He is one of those adventure freaks who feels suffocated in the hustle and bustle of routine life. Little wonder that travelling alone to random places gives him strength, helps him commune with nature and makes him feel connected with himself. Meet Kartik Aruda from Karnataka who has always been fascinated by Odisha, from where his mom hails, and which is why he lives six months of the year in the State and spends the rest travelling and visiting Bangalore.
In Odisha, Kartik is associated with the Rangers Foundation on Puri-Konark Marine Drive where he organises adventure water sports and camping facilities for visitors from all parts of the world. Rangers Foundation, an adventure tourism venture, founded by Sanjay Samantray, provides outdoor camping and cottage facilities, organises treks, surfing, stand up paddling, long boarding and also holds learning sessions for visitors.
A Computer Engineer, Kartik, 31, says he did Engineering (graduated in 2007) only because of societal pressure. “I also did a SAP (systems, applications and products) course and worked as a SAP business consultant for a year-and-a-half but wanted to break free,” says the nature lover, who has been frequenting Odisha since childhood. It was only in 2010 during the first India Surf Festival at Chandrabhaga in Konark when he met Sanjay that he got hooked to Rangers. “I work as a contact person here to communicate with visitors and help them live here amidst nature’s bounty. I ensure that their stay here is comfortable. The foundation is located amidst nature and we have a narrow pathway leading to the beach, with lush greenery all around.”
Rangers is considered a paradise for nature lovers. One has to pay around `1,500 to `2,000 for camping on the beach or base and the cost includes food, accommodation, a bonfire and so on. Kartik is also associated with Sanjay in many awareness drives on sea cleaning, tree plantation and the ‘save dolphins’ in Chilika movement. But Kartik does not work for remuneration. “I try to get some business for Rangers and get paid an amount that is enough for sustenance. Money has never been an issue; it’s the love of what I want to do and where I want to belong to that matters,” he reasons.
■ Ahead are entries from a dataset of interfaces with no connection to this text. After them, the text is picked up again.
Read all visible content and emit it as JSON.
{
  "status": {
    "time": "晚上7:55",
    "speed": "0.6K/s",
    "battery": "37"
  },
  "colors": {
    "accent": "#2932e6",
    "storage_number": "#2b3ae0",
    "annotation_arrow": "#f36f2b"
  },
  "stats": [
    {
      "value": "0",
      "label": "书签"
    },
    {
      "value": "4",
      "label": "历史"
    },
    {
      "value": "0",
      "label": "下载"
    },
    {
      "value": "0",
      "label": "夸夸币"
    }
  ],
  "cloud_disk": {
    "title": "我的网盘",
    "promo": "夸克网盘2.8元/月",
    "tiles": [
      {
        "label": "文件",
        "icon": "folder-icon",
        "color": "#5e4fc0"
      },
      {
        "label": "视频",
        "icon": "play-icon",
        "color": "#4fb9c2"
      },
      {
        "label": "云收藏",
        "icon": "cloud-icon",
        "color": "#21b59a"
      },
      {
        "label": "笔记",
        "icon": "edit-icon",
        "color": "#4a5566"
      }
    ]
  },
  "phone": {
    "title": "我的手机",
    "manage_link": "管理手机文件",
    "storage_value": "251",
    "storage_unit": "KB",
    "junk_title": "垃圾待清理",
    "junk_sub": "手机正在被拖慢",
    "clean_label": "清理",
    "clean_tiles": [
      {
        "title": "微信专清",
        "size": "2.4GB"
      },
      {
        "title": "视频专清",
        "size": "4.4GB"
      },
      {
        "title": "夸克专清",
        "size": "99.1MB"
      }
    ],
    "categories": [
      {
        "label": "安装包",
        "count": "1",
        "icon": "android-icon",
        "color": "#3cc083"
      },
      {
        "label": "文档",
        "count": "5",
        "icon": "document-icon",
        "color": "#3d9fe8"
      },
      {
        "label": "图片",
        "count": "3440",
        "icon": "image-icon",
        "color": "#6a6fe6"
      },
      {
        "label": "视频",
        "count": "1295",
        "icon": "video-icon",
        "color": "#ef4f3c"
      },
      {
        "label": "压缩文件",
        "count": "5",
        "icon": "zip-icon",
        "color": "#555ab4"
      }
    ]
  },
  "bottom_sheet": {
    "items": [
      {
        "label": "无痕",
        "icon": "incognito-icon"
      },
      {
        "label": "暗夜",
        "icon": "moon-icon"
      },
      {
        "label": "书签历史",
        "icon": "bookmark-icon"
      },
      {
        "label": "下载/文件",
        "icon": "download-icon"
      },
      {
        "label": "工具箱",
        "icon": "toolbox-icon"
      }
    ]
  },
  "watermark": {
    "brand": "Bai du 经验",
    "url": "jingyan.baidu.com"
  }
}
Kartik is leaving on a week’s tour to Nepal this month and says he manages all his costs from whatever he earns. “I love books and travelling and spend all my money on these. Rest of it comes naturally, maybe by God’s grace,” says Kartik, who has bigger plans in mind for Odisha. “I want to start a school for primary education here, combining the vision of the Green School in Bali and the Krishnamurti Foundation Schools. There will be no classroom, no teacher and the assessment will be done differently from that of regular schools. Children will grow up in their own way without any pressure,” he says envisioning it.
“But I have not yet got a property for the school. A lot of work still needs to be done and it’s a long journey ahead,” he adds. Kartik, who feels just promoting IITs and IIMs in the country is not important, nurturing primary school students is, expects help from like-minded people to join hands with him on his venture.